“We have some really good friends who live in the city. My wife and I were really glad when Virgin Airlines started service between the Bay Area and Chicago,” Savage said. “We enjoy dancing, eating and drinking in Chicago and hit Kuma’s Corner (a heavy-metal-themed burger joint in Logan Square) one of the last times we were in town.”
As the live show entertains to impart knowledge, Savage said he’s also learned a thing or two from taking the act on the road, particularly what it takes to be a better communicator.
“That’s my most important job,” he said. “We’re playing around with structure, too, and I am learning how to slow down (when doing bits, comedy or telling stories). On stage, time seems to be moving very, very fast.
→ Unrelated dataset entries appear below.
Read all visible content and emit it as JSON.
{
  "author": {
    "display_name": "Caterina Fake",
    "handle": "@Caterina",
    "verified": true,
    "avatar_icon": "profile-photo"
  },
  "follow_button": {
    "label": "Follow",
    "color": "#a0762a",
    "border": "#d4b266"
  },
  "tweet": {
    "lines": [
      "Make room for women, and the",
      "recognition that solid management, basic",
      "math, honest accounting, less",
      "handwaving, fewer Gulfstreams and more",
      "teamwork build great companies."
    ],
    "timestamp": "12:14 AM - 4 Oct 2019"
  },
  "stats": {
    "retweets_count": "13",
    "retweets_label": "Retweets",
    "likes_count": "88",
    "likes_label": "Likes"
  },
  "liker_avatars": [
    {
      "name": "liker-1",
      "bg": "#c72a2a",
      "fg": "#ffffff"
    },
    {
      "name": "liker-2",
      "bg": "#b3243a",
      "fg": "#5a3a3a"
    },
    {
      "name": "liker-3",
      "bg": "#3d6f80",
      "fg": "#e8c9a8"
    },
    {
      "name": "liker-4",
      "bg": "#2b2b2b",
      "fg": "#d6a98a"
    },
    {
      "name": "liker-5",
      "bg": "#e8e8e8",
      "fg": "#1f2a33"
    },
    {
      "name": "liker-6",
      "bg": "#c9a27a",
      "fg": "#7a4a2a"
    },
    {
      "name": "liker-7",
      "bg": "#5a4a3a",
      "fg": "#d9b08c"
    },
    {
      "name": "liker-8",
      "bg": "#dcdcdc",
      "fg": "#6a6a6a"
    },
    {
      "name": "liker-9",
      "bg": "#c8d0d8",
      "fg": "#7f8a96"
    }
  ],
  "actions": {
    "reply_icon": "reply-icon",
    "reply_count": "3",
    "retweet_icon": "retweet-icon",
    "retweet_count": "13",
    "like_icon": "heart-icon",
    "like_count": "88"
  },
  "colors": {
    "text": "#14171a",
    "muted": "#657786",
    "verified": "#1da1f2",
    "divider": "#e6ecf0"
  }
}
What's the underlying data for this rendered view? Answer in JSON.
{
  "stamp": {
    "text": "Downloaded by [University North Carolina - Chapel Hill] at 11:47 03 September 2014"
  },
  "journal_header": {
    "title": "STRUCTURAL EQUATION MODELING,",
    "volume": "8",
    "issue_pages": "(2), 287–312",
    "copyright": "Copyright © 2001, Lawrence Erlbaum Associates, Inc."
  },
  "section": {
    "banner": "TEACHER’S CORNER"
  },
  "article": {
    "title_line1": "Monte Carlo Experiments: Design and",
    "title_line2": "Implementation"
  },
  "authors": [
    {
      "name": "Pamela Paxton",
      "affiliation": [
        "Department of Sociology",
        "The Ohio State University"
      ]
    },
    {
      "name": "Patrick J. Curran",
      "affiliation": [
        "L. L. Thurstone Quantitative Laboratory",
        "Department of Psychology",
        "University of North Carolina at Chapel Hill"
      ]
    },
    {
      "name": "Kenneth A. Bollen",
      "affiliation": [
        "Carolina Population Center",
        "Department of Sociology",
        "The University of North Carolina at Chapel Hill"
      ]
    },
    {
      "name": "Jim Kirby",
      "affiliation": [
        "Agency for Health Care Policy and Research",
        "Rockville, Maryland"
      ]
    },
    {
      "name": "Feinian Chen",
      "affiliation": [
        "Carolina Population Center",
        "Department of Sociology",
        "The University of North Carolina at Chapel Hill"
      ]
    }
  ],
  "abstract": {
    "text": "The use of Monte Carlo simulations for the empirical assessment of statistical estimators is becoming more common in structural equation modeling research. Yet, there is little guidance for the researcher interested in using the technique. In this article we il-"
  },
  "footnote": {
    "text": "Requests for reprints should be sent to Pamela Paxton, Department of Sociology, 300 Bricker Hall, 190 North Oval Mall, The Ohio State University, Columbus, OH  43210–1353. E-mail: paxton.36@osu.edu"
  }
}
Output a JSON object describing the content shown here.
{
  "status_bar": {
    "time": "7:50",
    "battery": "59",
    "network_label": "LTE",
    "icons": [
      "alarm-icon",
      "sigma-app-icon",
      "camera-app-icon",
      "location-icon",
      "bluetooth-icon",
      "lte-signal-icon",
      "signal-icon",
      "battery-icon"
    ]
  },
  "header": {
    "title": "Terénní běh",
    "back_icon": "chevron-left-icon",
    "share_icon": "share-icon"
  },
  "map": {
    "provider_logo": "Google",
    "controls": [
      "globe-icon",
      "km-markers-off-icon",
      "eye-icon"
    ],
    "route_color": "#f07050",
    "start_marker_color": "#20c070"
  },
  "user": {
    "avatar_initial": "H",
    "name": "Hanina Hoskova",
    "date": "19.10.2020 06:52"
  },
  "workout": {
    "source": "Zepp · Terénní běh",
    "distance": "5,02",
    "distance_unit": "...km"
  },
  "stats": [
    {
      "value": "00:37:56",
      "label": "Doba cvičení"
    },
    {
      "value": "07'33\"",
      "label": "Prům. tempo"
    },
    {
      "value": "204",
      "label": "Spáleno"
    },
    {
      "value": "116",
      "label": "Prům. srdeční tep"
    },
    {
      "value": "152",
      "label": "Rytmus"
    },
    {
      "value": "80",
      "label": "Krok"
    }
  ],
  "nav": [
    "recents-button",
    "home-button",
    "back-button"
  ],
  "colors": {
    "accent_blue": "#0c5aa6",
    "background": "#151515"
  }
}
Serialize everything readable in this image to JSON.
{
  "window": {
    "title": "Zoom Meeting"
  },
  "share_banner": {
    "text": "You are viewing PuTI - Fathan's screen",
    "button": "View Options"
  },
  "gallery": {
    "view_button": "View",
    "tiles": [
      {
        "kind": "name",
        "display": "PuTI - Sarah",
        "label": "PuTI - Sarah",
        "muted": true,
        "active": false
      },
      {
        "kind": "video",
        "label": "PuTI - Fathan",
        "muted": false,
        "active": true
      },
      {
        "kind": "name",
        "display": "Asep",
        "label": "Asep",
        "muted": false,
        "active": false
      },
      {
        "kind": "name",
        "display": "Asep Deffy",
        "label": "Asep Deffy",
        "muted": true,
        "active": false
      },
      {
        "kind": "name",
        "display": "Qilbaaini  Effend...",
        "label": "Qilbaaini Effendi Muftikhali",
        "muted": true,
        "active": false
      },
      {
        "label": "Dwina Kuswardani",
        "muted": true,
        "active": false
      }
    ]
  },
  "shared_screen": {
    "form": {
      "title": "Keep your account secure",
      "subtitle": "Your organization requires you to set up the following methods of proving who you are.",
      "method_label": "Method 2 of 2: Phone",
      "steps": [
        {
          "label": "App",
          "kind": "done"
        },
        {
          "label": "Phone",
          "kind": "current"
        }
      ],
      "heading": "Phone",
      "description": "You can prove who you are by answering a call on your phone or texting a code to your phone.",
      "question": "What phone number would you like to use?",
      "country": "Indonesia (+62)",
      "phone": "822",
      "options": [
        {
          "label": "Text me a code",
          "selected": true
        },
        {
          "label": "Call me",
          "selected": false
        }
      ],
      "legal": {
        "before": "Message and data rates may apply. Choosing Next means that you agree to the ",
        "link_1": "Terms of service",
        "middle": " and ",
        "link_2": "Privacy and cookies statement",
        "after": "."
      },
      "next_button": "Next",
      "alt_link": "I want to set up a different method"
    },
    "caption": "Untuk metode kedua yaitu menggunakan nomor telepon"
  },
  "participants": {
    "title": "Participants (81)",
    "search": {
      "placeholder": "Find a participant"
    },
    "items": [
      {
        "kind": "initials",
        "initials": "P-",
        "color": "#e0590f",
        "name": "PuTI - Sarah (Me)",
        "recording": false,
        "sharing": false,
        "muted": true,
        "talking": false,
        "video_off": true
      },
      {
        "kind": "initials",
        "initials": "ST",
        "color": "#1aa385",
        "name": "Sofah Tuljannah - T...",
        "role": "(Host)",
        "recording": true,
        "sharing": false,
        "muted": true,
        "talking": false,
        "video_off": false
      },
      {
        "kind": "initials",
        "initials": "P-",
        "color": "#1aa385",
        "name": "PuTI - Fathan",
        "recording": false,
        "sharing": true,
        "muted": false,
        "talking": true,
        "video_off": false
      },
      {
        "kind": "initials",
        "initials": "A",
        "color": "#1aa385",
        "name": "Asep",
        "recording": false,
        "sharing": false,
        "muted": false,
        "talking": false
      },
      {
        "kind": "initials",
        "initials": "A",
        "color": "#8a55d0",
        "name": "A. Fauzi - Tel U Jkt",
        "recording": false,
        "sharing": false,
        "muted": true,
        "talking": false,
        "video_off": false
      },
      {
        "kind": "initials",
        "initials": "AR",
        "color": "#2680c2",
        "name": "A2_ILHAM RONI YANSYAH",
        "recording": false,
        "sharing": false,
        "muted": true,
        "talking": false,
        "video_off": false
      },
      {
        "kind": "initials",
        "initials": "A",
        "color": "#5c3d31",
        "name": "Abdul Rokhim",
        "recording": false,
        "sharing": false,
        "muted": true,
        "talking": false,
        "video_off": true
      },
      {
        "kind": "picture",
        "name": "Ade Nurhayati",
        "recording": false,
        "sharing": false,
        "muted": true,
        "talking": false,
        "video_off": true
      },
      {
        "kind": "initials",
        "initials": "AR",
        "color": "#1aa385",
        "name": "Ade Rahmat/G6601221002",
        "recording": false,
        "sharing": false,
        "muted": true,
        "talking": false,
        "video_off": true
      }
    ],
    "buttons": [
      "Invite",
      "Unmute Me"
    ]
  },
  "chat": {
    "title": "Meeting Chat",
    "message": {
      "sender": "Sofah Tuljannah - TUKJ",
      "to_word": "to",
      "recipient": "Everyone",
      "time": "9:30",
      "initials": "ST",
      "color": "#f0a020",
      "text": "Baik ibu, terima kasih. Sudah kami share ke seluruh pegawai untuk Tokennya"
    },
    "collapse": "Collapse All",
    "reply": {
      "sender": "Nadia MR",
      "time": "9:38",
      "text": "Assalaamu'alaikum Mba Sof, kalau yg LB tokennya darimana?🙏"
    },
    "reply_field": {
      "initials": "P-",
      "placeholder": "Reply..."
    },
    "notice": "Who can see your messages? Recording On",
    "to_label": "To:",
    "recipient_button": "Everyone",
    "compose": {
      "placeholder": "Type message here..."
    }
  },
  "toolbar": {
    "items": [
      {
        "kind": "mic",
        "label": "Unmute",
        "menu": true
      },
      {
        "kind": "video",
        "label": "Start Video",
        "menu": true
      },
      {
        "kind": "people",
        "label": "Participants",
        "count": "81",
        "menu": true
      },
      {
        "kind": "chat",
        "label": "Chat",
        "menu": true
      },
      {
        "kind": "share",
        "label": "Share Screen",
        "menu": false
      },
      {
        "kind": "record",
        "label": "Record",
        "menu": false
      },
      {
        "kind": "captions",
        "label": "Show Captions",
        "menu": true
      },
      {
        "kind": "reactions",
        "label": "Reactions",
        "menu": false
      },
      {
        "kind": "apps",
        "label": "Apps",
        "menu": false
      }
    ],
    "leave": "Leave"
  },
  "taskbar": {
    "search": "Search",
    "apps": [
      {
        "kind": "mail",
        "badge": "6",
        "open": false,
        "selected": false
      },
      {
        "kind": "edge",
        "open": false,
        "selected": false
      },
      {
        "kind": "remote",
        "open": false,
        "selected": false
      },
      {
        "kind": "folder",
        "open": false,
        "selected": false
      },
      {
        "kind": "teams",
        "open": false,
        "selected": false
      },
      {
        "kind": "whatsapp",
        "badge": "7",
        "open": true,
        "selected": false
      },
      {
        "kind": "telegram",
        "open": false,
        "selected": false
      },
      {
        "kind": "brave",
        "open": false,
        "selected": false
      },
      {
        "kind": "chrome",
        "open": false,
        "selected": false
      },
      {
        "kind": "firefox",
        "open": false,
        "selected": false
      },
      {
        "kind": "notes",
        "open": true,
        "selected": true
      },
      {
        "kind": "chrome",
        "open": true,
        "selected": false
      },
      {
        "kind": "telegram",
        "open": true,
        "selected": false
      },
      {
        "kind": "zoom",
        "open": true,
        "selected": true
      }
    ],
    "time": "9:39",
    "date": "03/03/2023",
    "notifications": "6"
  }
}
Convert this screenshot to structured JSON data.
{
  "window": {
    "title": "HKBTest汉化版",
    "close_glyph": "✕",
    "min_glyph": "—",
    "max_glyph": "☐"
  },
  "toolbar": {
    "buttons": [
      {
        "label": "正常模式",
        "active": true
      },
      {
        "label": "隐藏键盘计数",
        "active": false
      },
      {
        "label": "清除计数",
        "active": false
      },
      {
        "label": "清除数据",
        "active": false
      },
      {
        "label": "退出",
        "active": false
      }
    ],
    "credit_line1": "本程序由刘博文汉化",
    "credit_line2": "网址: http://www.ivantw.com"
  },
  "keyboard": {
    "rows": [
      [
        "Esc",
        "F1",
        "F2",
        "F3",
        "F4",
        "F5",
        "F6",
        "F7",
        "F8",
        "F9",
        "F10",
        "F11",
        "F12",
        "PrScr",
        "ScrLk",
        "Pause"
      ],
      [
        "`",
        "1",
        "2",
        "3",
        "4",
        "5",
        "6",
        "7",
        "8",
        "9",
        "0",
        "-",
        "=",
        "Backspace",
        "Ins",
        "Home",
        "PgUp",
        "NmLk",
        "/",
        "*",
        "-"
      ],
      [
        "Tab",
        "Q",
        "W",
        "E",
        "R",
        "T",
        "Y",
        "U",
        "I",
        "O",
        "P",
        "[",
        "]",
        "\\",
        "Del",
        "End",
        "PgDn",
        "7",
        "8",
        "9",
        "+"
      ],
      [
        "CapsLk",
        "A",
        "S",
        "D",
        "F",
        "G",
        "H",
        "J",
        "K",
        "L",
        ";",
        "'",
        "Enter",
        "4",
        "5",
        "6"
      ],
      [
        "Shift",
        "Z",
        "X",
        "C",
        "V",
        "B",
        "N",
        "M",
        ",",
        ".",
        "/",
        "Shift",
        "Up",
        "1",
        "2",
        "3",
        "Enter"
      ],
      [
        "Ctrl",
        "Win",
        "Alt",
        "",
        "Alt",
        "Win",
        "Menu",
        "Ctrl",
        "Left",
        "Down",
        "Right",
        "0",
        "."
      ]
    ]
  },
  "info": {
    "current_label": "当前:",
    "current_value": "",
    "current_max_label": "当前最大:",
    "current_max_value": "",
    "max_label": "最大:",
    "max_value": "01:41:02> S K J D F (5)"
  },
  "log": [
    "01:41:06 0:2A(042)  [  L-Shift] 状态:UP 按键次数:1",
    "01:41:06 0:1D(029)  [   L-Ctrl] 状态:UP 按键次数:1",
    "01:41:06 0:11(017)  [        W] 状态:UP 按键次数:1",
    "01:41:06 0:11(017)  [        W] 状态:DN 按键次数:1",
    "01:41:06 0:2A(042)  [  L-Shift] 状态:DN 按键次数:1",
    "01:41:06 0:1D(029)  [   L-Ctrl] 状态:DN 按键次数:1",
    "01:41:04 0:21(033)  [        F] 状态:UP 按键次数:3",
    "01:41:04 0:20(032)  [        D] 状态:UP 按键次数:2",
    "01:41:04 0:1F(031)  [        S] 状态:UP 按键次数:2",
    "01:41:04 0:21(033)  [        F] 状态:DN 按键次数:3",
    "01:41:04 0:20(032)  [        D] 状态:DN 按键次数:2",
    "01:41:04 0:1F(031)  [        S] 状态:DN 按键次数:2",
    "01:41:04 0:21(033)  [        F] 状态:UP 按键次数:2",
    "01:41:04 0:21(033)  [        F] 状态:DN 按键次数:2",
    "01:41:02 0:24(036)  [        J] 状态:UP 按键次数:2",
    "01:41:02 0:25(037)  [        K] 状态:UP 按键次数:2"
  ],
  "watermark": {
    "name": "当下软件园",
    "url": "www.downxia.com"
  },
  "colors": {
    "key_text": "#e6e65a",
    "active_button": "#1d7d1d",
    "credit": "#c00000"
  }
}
A key is to figure out how to see things as they are happening.”
One of the stories Savage will be telling involves the most trouble he was ever in. He was a 19-year-old film student living in New York when he and some friends pulled a prank to try to quiet a nearby construction site.
“We almost wound up getting shot by a SWAT team,” Savage said.
You can find out the rest of the details if you attend the show.
Of course, half the fun of watching the televised myth busting is the possibility things might go wrong.
The worst that happened but never aired may have been last December when a cannonball launched for an experiment from the Alameda County Sheriff’s bomb range missed its target and wound up damaging two homes and a minivan parked in a Dublin, Calif., neighborhood more than a half-mile away from the test site.
No one was injured in the mishap. Savage told KGO-TV San Francisco it was the worst thing he could imagine happening. With kids and a home of his own, he couldn’t fathom how angry he would have been if the accident happened to him and his family, he said.
It was a hard lesson learned, and Savage takes failure seriously.
“We’re not defined by our success,” he said. “When you fail, you begin to understand something about yourself, about how to work with the imperfect machines we all are.”
“MythBusters Behind the Myths” will be at Sears Centre at 7:30 p.m. Saturday. Tickets prices range from $37 to $177. Parking is $20. For more information, see www.mythbusterstour.com/.